=== Data ===
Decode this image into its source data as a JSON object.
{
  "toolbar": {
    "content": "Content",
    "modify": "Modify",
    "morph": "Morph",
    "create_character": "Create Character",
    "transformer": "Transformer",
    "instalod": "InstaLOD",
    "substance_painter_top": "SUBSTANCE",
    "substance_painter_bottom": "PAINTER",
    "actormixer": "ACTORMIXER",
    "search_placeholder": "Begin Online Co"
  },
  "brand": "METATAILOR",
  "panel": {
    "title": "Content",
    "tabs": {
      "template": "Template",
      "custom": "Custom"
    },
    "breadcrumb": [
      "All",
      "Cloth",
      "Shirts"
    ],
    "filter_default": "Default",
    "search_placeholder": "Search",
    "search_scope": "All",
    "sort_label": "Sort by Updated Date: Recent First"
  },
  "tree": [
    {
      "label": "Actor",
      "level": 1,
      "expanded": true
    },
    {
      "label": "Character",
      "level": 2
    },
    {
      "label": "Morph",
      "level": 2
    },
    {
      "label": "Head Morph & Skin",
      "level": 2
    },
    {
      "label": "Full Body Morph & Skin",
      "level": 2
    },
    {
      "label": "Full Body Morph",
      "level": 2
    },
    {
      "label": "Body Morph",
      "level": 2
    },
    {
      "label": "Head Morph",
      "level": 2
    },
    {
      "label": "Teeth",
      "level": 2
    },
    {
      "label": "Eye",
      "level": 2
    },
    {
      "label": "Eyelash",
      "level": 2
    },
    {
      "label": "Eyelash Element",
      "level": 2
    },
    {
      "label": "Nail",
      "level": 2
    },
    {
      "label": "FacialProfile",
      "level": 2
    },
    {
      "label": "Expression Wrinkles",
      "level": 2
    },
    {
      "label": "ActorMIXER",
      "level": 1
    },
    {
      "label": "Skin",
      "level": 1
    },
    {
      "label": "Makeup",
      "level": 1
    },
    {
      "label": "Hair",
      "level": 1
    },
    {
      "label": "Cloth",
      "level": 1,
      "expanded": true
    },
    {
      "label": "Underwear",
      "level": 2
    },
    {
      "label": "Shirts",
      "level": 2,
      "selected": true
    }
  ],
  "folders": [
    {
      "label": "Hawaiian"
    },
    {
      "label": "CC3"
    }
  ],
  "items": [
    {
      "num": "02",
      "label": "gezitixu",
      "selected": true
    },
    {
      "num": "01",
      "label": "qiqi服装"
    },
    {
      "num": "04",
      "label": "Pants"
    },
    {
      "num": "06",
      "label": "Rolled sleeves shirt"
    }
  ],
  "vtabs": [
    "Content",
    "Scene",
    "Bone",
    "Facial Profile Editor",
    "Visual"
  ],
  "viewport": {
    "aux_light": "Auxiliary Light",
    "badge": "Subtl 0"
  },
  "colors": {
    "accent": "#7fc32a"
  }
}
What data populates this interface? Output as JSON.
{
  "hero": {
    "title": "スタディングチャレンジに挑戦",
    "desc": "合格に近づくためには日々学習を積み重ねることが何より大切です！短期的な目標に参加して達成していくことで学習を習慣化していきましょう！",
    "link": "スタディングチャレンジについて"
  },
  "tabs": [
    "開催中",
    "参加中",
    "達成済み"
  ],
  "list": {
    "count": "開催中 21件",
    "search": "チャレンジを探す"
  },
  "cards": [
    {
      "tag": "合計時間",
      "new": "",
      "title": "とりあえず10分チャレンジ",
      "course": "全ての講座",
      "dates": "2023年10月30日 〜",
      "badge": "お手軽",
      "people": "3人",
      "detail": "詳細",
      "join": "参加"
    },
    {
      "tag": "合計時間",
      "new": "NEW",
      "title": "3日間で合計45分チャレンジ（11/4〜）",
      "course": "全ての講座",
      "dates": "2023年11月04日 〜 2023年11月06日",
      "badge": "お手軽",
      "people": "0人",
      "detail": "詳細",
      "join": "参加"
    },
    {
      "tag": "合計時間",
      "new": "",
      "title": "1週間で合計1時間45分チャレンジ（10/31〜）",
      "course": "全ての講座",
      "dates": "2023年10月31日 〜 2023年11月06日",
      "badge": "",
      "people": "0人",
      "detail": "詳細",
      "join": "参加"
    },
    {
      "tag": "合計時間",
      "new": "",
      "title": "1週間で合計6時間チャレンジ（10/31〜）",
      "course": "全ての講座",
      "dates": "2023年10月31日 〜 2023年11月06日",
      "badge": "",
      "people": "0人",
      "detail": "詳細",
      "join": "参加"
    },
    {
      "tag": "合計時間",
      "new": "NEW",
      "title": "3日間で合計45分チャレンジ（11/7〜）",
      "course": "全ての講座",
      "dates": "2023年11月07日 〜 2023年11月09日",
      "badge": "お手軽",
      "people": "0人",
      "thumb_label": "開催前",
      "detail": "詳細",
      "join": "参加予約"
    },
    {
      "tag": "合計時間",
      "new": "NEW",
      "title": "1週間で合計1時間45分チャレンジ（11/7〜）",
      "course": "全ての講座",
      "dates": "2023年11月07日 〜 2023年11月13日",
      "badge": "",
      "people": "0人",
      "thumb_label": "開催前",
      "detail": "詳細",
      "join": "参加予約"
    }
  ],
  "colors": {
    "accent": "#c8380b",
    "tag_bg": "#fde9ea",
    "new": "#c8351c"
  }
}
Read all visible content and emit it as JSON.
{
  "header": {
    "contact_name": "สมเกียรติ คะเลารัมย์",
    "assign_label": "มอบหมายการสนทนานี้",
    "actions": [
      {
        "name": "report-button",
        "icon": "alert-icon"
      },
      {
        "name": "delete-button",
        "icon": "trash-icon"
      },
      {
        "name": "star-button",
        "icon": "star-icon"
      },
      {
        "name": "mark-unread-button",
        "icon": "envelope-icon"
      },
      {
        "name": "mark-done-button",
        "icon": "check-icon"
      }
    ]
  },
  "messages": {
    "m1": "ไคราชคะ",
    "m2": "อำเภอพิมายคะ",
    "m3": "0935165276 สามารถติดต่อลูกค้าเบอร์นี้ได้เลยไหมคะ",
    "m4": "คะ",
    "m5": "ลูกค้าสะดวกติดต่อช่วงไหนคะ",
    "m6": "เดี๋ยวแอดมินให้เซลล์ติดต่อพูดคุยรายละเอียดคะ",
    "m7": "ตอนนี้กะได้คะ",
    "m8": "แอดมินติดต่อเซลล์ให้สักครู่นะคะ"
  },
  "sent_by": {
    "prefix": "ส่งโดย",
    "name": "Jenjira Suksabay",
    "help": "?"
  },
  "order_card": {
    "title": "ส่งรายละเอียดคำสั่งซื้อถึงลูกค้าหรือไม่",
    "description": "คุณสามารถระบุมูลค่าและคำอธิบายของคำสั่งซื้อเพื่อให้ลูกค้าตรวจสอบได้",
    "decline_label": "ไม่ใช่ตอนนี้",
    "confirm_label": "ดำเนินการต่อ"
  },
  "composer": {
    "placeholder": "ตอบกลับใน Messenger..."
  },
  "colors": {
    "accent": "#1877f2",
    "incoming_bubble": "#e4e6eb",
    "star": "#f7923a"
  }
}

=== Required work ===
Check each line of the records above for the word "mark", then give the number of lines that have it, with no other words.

=== Solution to this problem ===
2